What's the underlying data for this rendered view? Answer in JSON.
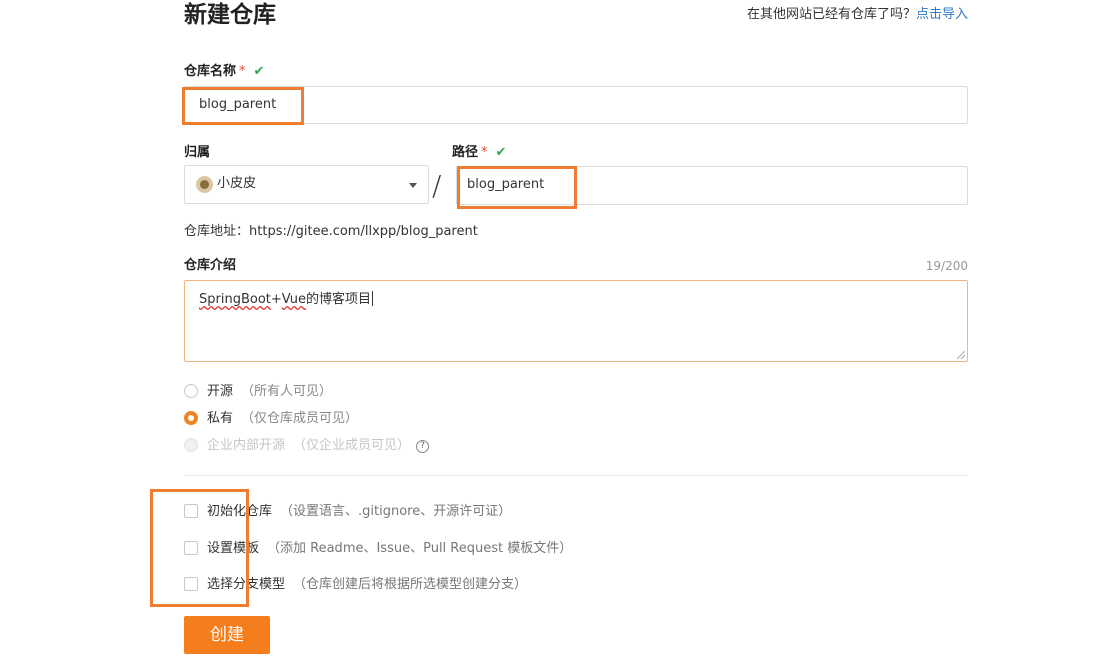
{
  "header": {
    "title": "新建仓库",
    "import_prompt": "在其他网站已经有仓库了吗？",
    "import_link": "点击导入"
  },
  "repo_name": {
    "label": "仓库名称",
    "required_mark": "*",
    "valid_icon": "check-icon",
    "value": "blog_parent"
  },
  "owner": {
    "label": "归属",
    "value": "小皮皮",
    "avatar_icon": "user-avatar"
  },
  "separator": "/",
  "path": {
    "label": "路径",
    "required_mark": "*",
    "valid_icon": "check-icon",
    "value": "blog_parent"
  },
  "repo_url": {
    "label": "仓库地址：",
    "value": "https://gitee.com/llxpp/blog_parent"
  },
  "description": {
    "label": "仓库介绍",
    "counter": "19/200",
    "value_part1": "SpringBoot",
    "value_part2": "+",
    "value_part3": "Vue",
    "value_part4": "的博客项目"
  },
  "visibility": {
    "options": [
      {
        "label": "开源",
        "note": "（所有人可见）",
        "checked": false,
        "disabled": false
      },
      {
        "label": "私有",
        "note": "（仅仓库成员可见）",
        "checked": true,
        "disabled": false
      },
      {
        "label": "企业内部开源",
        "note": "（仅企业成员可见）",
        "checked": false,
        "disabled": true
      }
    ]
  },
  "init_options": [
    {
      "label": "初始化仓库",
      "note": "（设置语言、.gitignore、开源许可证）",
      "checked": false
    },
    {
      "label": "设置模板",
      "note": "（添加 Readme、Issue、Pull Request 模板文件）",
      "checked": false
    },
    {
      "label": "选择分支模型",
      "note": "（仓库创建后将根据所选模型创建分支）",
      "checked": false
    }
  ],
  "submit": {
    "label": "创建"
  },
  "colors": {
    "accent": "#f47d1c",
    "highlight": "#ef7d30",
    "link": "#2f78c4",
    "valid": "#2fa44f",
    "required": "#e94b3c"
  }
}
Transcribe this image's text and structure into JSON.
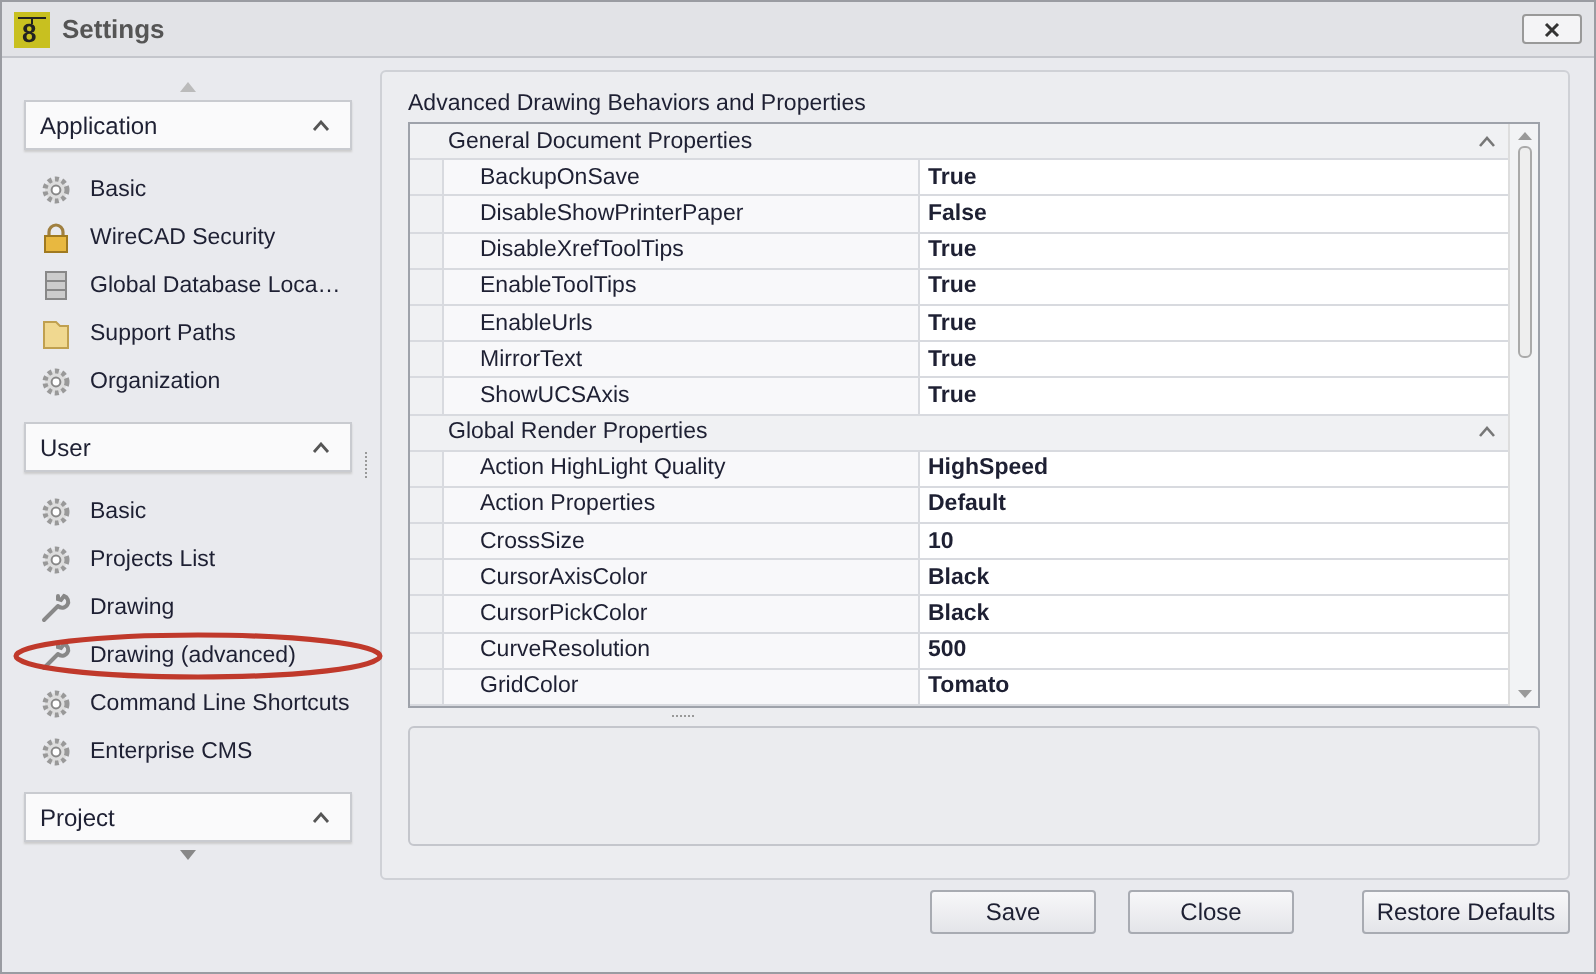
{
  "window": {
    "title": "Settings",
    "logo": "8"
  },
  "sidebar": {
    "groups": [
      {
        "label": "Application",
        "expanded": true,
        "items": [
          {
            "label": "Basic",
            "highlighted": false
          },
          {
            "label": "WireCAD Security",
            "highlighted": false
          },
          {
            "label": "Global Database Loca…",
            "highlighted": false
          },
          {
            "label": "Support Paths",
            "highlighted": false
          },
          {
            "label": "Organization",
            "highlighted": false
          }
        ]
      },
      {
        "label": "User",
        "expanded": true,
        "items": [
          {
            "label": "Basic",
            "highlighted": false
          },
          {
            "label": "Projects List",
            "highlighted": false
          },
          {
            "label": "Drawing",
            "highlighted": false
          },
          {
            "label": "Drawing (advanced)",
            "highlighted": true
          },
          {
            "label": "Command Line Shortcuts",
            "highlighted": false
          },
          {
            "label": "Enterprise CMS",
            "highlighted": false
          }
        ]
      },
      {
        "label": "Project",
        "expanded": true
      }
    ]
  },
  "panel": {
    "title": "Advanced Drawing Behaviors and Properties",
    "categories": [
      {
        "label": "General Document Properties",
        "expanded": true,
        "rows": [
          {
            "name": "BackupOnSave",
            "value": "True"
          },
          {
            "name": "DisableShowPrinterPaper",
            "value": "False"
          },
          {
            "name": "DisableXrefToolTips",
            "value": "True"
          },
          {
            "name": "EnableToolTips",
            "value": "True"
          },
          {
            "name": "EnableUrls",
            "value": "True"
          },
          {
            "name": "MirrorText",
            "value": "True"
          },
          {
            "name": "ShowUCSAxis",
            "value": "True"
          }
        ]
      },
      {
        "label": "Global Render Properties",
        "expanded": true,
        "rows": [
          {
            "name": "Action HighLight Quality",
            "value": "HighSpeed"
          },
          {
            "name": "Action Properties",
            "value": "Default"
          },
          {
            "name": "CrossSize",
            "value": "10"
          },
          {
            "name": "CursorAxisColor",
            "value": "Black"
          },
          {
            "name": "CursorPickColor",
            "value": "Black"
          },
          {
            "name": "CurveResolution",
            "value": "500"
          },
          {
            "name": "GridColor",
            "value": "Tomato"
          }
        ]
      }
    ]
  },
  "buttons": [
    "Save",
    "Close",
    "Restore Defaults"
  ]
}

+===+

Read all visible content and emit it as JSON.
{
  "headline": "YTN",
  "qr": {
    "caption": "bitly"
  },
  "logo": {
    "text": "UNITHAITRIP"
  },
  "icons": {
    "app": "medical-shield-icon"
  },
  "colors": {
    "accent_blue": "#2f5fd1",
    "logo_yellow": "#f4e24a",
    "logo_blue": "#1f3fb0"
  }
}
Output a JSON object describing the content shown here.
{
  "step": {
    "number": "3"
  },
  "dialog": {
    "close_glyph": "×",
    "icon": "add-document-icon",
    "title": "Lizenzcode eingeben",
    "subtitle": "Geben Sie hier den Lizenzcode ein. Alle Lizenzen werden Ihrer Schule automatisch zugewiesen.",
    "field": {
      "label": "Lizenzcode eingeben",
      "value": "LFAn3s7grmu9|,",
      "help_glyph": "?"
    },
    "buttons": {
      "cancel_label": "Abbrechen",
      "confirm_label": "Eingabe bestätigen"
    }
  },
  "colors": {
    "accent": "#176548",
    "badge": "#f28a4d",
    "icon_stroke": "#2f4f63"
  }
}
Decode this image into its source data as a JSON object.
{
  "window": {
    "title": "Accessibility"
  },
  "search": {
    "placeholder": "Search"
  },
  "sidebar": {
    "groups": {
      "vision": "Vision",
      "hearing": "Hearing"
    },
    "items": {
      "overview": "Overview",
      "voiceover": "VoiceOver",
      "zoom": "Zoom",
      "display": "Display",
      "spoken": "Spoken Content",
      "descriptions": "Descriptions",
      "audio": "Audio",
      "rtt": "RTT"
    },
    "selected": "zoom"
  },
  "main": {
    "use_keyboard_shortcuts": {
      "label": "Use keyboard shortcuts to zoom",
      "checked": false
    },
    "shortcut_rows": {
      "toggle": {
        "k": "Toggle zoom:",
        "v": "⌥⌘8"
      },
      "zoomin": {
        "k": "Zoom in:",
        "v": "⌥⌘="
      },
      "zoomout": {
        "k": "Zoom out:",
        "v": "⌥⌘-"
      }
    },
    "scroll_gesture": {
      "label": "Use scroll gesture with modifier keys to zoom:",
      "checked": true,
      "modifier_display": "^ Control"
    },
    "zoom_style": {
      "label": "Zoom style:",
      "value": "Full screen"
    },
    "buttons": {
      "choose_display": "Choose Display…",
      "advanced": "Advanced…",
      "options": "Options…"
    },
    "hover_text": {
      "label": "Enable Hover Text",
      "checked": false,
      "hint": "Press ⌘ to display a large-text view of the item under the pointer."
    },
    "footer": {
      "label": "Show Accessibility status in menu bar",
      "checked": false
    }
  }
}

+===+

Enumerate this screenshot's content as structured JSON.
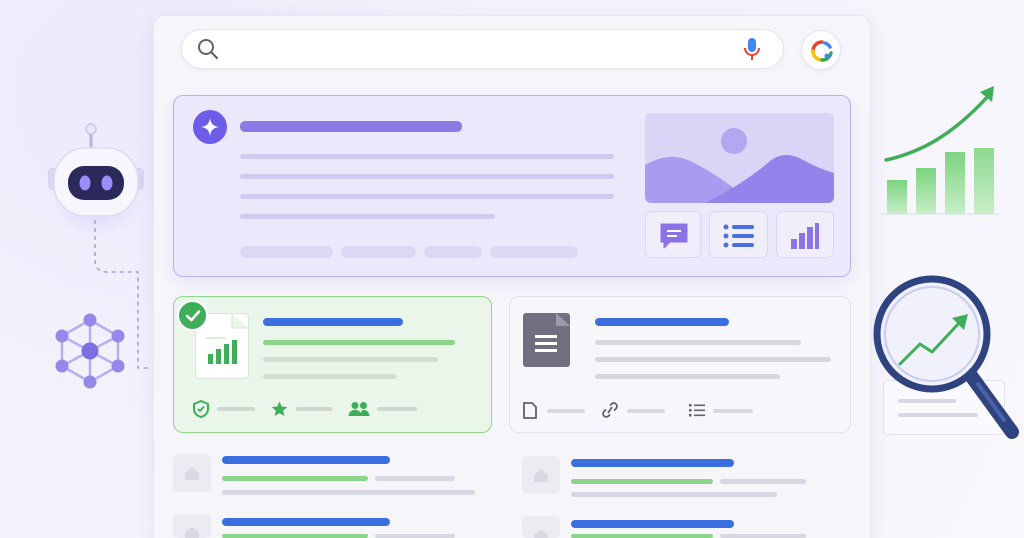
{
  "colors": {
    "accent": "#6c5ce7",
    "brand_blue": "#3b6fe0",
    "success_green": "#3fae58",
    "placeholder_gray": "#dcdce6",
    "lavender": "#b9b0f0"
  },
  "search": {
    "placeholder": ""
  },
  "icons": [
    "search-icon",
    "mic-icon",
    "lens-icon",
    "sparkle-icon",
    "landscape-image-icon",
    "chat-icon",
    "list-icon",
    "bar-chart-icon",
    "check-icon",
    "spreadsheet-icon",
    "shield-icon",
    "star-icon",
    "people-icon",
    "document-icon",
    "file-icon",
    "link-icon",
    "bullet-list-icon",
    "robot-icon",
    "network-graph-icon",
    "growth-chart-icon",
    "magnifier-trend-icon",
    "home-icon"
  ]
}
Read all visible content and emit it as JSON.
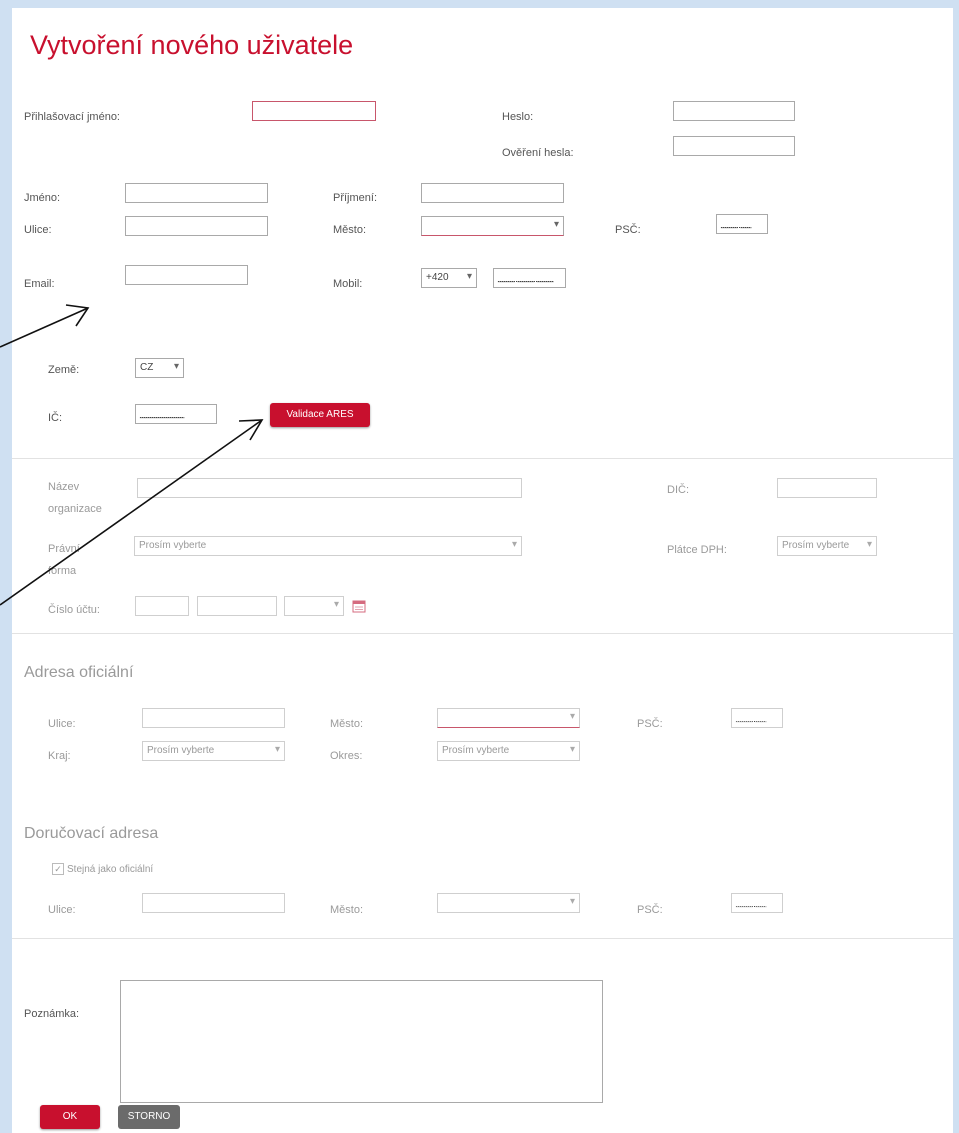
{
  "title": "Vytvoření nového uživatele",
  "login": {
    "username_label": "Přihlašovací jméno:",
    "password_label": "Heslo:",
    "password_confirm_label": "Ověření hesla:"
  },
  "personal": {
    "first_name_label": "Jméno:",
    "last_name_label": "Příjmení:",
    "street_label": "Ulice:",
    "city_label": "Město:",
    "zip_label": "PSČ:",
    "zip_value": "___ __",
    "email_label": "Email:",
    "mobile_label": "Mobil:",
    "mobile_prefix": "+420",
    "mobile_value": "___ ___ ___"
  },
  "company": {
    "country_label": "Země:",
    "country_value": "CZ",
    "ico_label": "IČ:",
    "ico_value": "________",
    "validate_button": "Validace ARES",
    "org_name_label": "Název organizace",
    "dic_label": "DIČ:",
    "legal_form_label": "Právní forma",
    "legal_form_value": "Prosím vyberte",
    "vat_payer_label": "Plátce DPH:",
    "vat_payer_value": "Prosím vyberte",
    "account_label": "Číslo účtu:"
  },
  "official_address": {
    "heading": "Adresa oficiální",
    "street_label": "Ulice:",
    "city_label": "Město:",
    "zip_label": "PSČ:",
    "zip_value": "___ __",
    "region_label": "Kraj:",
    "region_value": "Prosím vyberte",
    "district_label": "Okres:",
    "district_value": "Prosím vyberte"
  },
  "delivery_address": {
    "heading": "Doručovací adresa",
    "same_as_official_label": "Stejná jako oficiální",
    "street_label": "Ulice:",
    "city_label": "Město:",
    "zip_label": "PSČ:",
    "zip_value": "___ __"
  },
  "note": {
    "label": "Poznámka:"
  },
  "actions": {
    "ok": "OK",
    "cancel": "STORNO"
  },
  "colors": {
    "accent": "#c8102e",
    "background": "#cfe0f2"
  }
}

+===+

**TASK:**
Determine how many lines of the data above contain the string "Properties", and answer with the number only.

**TASK OUTPUT:**
4